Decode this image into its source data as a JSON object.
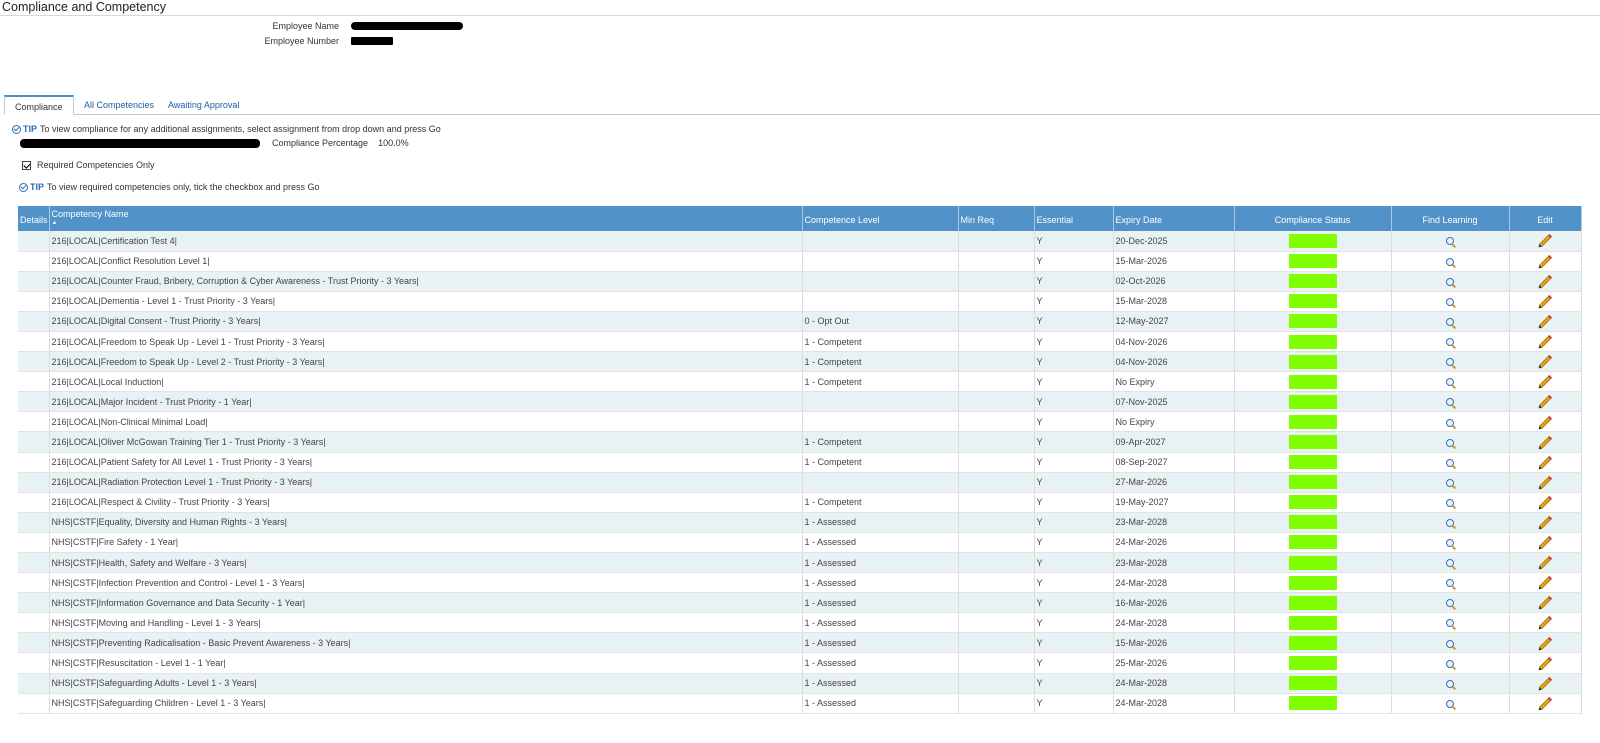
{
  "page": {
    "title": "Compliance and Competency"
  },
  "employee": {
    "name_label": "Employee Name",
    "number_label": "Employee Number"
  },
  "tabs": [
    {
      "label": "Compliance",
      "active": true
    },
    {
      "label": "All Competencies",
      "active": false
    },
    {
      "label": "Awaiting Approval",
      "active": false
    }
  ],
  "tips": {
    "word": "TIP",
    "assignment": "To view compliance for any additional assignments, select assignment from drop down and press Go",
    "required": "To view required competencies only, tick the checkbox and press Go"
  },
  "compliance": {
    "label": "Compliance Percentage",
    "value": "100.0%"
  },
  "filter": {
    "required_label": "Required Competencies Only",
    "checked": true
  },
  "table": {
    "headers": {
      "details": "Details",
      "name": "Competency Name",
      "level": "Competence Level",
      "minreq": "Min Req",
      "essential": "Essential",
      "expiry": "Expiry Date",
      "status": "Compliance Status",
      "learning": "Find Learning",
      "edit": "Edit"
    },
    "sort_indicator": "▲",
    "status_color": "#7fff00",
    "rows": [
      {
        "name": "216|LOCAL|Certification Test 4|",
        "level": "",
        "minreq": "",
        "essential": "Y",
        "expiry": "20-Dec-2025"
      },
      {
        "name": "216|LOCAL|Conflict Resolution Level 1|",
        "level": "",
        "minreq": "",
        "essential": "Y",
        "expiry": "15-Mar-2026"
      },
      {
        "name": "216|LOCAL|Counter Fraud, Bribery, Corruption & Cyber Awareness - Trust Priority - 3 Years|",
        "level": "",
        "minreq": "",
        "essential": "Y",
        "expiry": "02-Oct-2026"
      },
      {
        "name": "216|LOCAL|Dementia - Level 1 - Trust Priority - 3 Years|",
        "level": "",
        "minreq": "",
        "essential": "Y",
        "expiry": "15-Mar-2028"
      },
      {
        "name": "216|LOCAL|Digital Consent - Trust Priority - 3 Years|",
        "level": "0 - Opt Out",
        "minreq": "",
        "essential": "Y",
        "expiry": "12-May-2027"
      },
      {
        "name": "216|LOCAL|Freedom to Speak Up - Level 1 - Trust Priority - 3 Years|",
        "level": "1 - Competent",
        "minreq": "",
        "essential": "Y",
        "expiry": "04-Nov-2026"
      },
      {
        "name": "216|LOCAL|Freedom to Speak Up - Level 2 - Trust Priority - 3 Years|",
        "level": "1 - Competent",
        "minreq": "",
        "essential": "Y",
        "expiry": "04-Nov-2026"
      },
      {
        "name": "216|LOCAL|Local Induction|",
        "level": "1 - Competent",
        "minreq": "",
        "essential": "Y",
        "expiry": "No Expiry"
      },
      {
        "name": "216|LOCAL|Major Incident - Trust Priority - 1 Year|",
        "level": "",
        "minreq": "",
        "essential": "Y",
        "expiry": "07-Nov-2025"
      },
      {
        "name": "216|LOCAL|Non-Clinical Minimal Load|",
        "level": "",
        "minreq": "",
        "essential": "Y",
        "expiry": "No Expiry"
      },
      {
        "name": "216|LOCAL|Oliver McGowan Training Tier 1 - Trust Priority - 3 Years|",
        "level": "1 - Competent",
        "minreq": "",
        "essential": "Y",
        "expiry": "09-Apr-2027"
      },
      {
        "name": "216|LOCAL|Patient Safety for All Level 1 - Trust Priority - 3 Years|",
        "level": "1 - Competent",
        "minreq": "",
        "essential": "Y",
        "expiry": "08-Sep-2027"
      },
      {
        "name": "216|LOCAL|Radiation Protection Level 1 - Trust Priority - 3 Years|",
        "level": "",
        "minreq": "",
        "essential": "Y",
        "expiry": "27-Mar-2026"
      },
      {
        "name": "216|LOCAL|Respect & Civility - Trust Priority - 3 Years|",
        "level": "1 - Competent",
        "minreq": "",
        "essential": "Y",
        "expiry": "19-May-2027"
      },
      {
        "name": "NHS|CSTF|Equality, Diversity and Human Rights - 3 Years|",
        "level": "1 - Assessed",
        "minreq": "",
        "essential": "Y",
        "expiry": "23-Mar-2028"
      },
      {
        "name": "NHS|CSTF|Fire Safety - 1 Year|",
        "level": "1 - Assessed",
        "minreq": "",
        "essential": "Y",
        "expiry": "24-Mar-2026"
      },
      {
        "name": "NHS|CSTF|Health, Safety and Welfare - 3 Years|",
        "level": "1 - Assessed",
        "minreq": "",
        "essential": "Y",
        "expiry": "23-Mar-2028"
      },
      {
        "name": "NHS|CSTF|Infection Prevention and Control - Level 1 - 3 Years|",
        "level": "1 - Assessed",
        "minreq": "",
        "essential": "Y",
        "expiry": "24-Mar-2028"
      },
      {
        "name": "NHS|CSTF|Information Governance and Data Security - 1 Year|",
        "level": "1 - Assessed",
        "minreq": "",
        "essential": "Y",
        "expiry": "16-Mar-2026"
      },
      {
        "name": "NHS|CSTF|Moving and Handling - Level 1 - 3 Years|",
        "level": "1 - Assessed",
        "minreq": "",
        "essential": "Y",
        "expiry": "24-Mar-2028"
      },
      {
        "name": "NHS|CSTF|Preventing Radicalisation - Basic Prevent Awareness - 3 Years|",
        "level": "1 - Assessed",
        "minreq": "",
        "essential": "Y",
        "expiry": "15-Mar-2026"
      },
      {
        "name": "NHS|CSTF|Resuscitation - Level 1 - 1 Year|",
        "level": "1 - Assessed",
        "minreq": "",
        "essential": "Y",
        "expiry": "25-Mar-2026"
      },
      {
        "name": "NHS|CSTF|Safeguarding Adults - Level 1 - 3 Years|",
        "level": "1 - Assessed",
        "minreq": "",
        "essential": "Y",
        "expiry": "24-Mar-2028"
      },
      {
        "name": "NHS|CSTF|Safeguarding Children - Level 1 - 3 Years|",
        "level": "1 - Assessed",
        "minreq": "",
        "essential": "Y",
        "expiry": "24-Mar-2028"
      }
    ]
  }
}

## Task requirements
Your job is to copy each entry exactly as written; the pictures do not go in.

## Output below
Decode this image into its source data as a JSON object.
{
  "page": {
    "title": "Compliance and Competency"
  },
  "employee": {
    "name_label": "Employee Name",
    "number_label": "Employee Number"
  },
  "tabs": [
    {
      "label": "Compliance",
      "active": true
    },
    {
      "label": "All Competencies",
      "active": false
    },
    {
      "label": "Awaiting Approval",
      "active": false
    }
  ],
  "tips": {
    "word": "TIP",
    "assignment": "To view compliance for any additional assignments, select assignment from drop down and press Go",
    "required": "To view required competencies only, tick the checkbox and press Go"
  },
  "compliance": {
    "label": "Compliance Percentage",
    "value": "100.0%"
  },
  "filter": {
    "required_label": "Required Competencies Only",
    "checked": true
  },
  "table": {
    "headers": {
      "details": "Details",
      "name": "Competency Name",
      "level": "Competence Level",
      "minreq": "Min Req",
      "essential": "Essential",
      "expiry": "Expiry Date",
      "status": "Compliance Status",
      "learning": "Find Learning",
      "edit": "Edit"
    },
    "sort_indicator": "▲",
    "status_color": "#7fff00",
    "rows": [
      {
        "name": "216|LOCAL|Certification Test 4|",
        "level": "",
        "minreq": "",
        "essential": "Y",
        "expiry": "20-Dec-2025"
      },
      {
        "name": "216|LOCAL|Conflict Resolution Level 1|",
        "level": "",
        "minreq": "",
        "essential": "Y",
        "expiry": "15-Mar-2026"
      },
      {
        "name": "216|LOCAL|Counter Fraud, Bribery, Corruption & Cyber Awareness - Trust Priority - 3 Years|",
        "level": "",
        "minreq": "",
        "essential": "Y",
        "expiry": "02-Oct-2026"
      },
      {
        "name": "216|LOCAL|Dementia - Level 1 - Trust Priority - 3 Years|",
        "level": "",
        "minreq": "",
        "essential": "Y",
        "expiry": "15-Mar-2028"
      },
      {
        "name": "216|LOCAL|Digital Consent - Trust Priority - 3 Years|",
        "level": "0 - Opt Out",
        "minreq": "",
        "essential": "Y",
        "expiry": "12-May-2027"
      },
      {
        "name": "216|LOCAL|Freedom to Speak Up - Level 1 - Trust Priority - 3 Years|",
        "level": "1 - Competent",
        "minreq": "",
        "essential": "Y",
        "expiry": "04-Nov-2026"
      },
      {
        "name": "216|LOCAL|Freedom to Speak Up - Level 2 - Trust Priority - 3 Years|",
        "level": "1 - Competent",
        "minreq": "",
        "essential": "Y",
        "expiry": "04-Nov-2026"
      },
      {
        "name": "216|LOCAL|Local Induction|",
        "level": "1 - Competent",
        "minreq": "",
        "essential": "Y",
        "expiry": "No Expiry"
      },
      {
        "name": "216|LOCAL|Major Incident - Trust Priority - 1 Year|",
        "level": "",
        "minreq": "",
        "essential": "Y",
        "expiry": "07-Nov-2025"
      },
      {
        "name": "216|LOCAL|Non-Clinical Minimal Load|",
        "level": "",
        "minreq": "",
        "essential": "Y",
        "expiry": "No Expiry"
      },
      {
        "name": "216|LOCAL|Oliver McGowan Training Tier 1 - Trust Priority - 3 Years|",
        "level": "1 - Competent",
        "minreq": "",
        "essential": "Y",
        "expiry": "09-Apr-2027"
      },
      {
        "name": "216|LOCAL|Patient Safety for All Level 1 - Trust Priority - 3 Years|",
        "level": "1 - Competent",
        "minreq": "",
        "essential": "Y",
        "expiry": "08-Sep-2027"
      },
      {
        "name": "216|LOCAL|Radiation Protection Level 1 - Trust Priority - 3 Years|",
        "level": "",
        "minreq": "",
        "essential": "Y",
        "expiry": "27-Mar-2026"
      },
      {
        "name": "216|LOCAL|Respect & Civility - Trust Priority - 3 Years|",
        "level": "1 - Competent",
        "minreq": "",
        "essential": "Y",
        "expiry": "19-May-2027"
      },
      {
        "name": "NHS|CSTF|Equality, Diversity and Human Rights - 3 Years|",
        "level": "1 - Assessed",
        "minreq": "",
        "essential": "Y",
        "expiry": "23-Mar-2028"
      },
      {
        "name": "NHS|CSTF|Fire Safety - 1 Year|",
        "level": "1 - Assessed",
        "minreq": "",
        "essential": "Y",
        "expiry": "24-Mar-2026"
      },
      {
        "name": "NHS|CSTF|Health, Safety and Welfare - 3 Years|",
        "level": "1 - Assessed",
        "minreq": "",
        "essential": "Y",
        "expiry": "23-Mar-2028"
      },
      {
        "name": "NHS|CSTF|Infection Prevention and Control - Level 1 - 3 Years|",
        "level": "1 - Assessed",
        "minreq": "",
        "essential": "Y",
        "expiry": "24-Mar-2028"
      },
      {
        "name": "NHS|CSTF|Information Governance and Data Security - 1 Year|",
        "level": "1 - Assessed",
        "minreq": "",
        "essential": "Y",
        "expiry": "16-Mar-2026"
      },
      {
        "name": "NHS|CSTF|Moving and Handling - Level 1 - 3 Years|",
        "level": "1 - Assessed",
        "minreq": "",
        "essential": "Y",
        "expiry": "24-Mar-2028"
      },
      {
        "name": "NHS|CSTF|Preventing Radicalisation - Basic Prevent Awareness - 3 Years|",
        "level": "1 - Assessed",
        "minreq": "",
        "essential": "Y",
        "expiry": "15-Mar-2026"
      },
      {
        "name": "NHS|CSTF|Resuscitation - Level 1 - 1 Year|",
        "level": "1 - Assessed",
        "minreq": "",
        "essential": "Y",
        "expiry": "25-Mar-2026"
      },
      {
        "name": "NHS|CSTF|Safeguarding Adults - Level 1 - 3 Years|",
        "level": "1 - Assessed",
        "minreq": "",
        "essential": "Y",
        "expiry": "24-Mar-2028"
      },
      {
        "name": "NHS|CSTF|Safeguarding Children - Level 1 - 3 Years|",
        "level": "1 - Assessed",
        "minreq": "",
        "essential": "Y",
        "expiry": "24-Mar-2028"
      }
    ]
  }
}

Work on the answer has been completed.